[This is a post from 12th November 2011, but I've resurrected it from my blog archive in honour of the "Million Women Rise" feminist march that I participated in today]
It’s interesting to see the reaction I get when I drop into conversation with Christians that I am a ‘feminist’. It seems to have polar effects; some are delighted and wholeheartedly agree that women need full equality in society and the Church. Others respond differently and seem repelled by the term, associating it only with bra burning, shrill angry voices and a mission to overthrow men.
These responses have made me question whether the term is a helpful one or not. I am all for feminism if it’s about true equality. But not if it’s a masquerade for man hating, as that’s merely inequality of a different kind.
Feminism is a potent word. What does it make you think of? It usually conjures up caricatures that hang over us from 1960′s media stereotypes. Many Christians react negatively to it, thinking it means women who: hate men, are rebelling against God’s created order somehow, don’t embody the loving character the Bible encourages, reject the idea of marriage
None of these things need be true. I’m not saying we should re-write history and pretend that Feminism hasn’t been associated with these kind of things. I’m saying that we need to reclaim it in its purest sense. The terms “Christian” has gathered all manner of odd stereotypes and caricatures over the years. Yet we dust that word off and labour to retain its true meaning. We wouldn’t dream of abandoning it because of past associations – like the Crusades, for example.
This is what I am suggesting here – Christians reclaiming a line of thought that is actually very Bibical and refusing to allow its caricatures and stereotypes to rob us of a great term. It’s basic definition is as follows: “Feminism: a collection of movements aimed at defining, establishing and defending equal political, economic, social rights and equal opportunities for women.”
That sounds like a pretty accurate description of what Jesus stood for! He broke numerous cultural traditions by taking women seriously and giving them equal respect and dignity. For example, talking with the woman at the well while his disciples watched with total shock. Or having friends like Mary Magdalene whose past was dubious. Or choosing not to judge the woman caught in adultery. Or choosing a woman to be the first person who saw his resurrected body. Or choosing women to be among the group of disciples who followed him everywhere.
Granted, there were no women in the 12 disciples, but to me that is related to the culture of that era and the lack of education available to women, rather than doctrine. However, women played a key role and were even among those who funded the whole ‘discipleship tour’ as Jesus and all the followers went from place to place. Luke 8 says: “Jesus travelled from one town to another, proclaiming the good news…The Twelve were with him and also some women who had been cured of evil spirits and diseases: Mary…Joanna the wife of Chuza, the manager of Herod’s household; Susanna; and many others. These women were helping to support them out of their own means.”

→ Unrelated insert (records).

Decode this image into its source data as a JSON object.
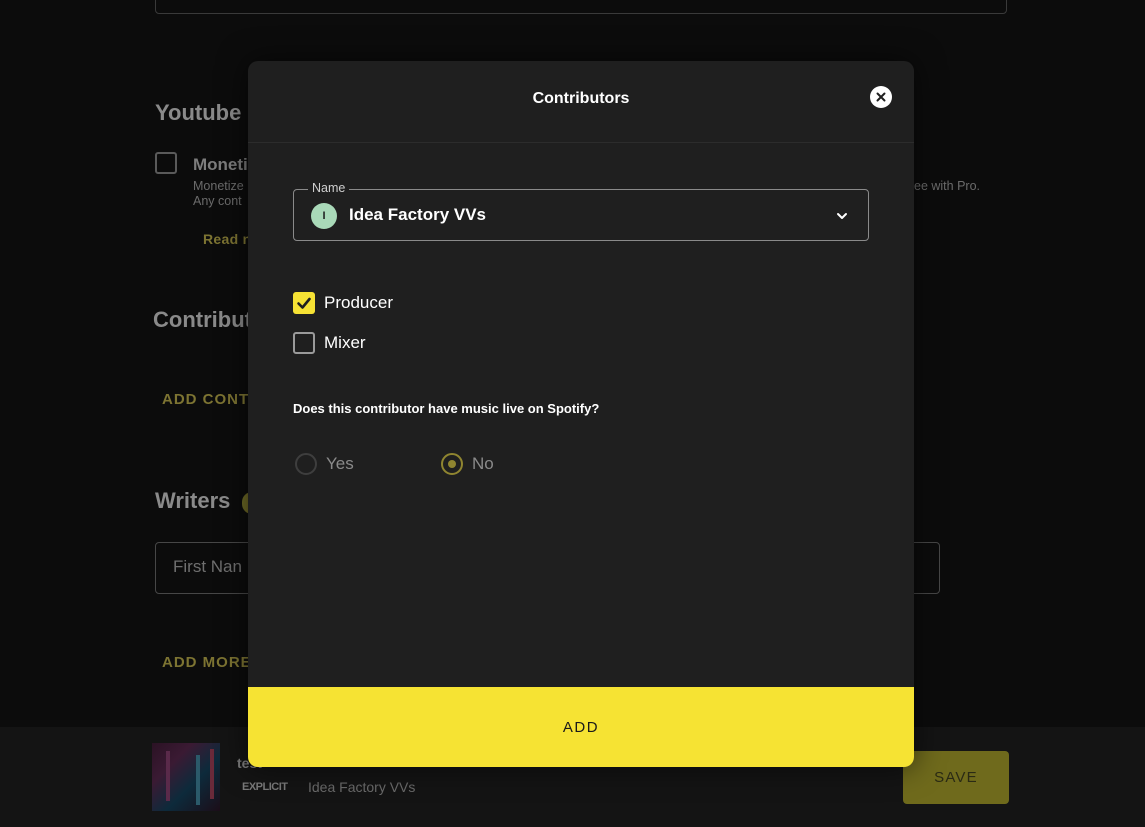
{
  "background": {
    "youtube_title": "Youtube",
    "monetize_label": "Moneti",
    "monetize_desc_line1": "Monetize",
    "monetize_desc_line2": "Any cont",
    "monetize_desc_right": "ee with Pro.",
    "read_more": "Read n",
    "contributors_title": "Contribut",
    "add_contributor": "ADD CONT",
    "writers_title": "Writers",
    "first_name_placeholder": "First Nan",
    "add_more": "ADD MORE"
  },
  "bottom_bar": {
    "track_title": "test",
    "explicit_tag": "EXPLICIT",
    "artist": "Idea Factory VVs",
    "save_label": "SAVE"
  },
  "modal": {
    "title": "Contributors",
    "name_field": {
      "legend": "Name",
      "avatar_letter": "I",
      "value": "Idea Factory VVs"
    },
    "roles": [
      {
        "label": "Producer",
        "checked": true
      },
      {
        "label": "Mixer",
        "checked": false
      }
    ],
    "question": "Does this contributor have music live on Spotify?",
    "options": [
      {
        "label": "Yes",
        "selected": false
      },
      {
        "label": "No",
        "selected": true
      }
    ],
    "add_label": "ADD"
  },
  "colors": {
    "accent_yellow": "#f6e333",
    "modal_bg": "#1f1f1f",
    "avatar_green": "#a9d9b8"
  }
}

Far from not being central to the core of Jesus’ ministry women were active parts of learning and supporting the entire operation. “But they were helping administrate rather than teach”, you may say. Well, take another look at the story of Mary and Martha. Here Jesus gave teaching that was shocking to his era. Rather than affirming the cultural limitations of women doing domestic work, Jesus declares that Mary wanting to sit at his feet (as one learning from a Rabbi) and engage in theological study was good and in his words ‘the better part’. Fascinating.

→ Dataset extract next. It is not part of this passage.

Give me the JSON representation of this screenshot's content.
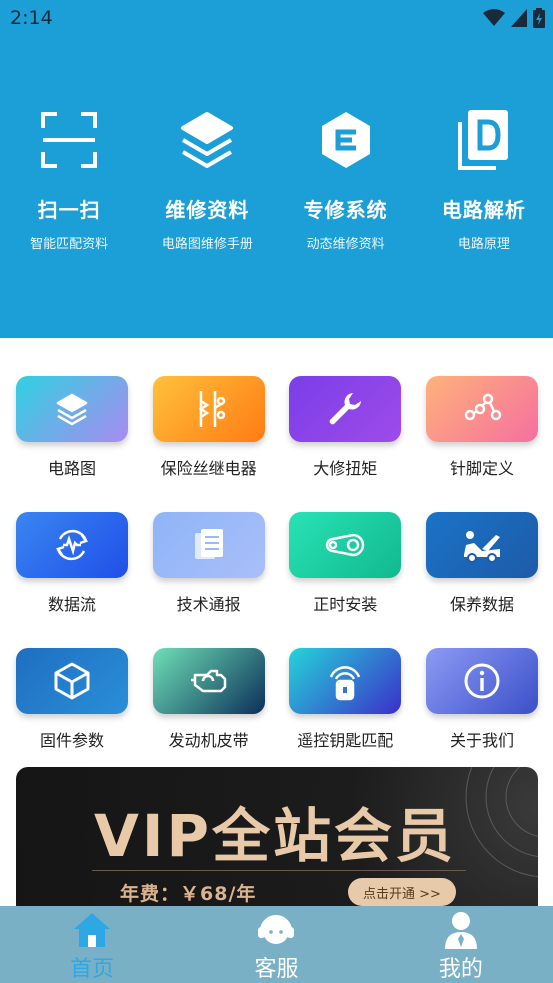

In a society where women were definitely second class, Jesus reached out to them and gave them equality in worth and value. This is the true heart of what feminism should represent. Many have taken feminism to extremes that invalidate it’s true message. If it’s aim is for equality, it should be equality for all – not bashing men or diminishing them. Otherwise it becomes hypocritical. We are equal reflectors of the imago dei and only when we are BOTH affirmed can we have true equality. Men can also be Feminists, as well as women (like I would argue Jesus was and is). It’s simply a term meaning we all want equality for people regardless of gender, which is a very Biblical desire.
Although the world has come a long way there is much work to be done. It blows my mind that it wasn’t that long ago when women couldn’t vote. It was only in 1910 that Universities allowed women to study. Only recently the Equal Pay Act was passed and still doesn’t seem to truly be reflected in the workplace. I hope Christians are able to reclaim the term feminist and feminism. Feminist theology is a genuine area of study and there are many great books written on this subject. Their aim (the ones I like, at least) is to restore the genuine dignity and equal value of women that Jesus so beautifully modelled. If you want a good starting place, read “What’s Right With Feminism” by Elaine Storkey.
The role models I look to in the pages of the Bible are females like Deborah who bravely stood as the Judge of Israel and led Israel into fierce battle. Or the ‘Proverbs 31 woman’ who excelled in business, provided for her family and bought and sold property. Or Esther whose courage rescued the entire nation. The portrait of Proverbs 31 alone is stunning; she was a woman with vision a powerful career, a strong home life and is someone who is held up as a model for us all to imitate. On that basis, I feel comfortable saying I believe that Jesus is a feminist and that Christian feminism is absolutely and utterly not an oxymoron.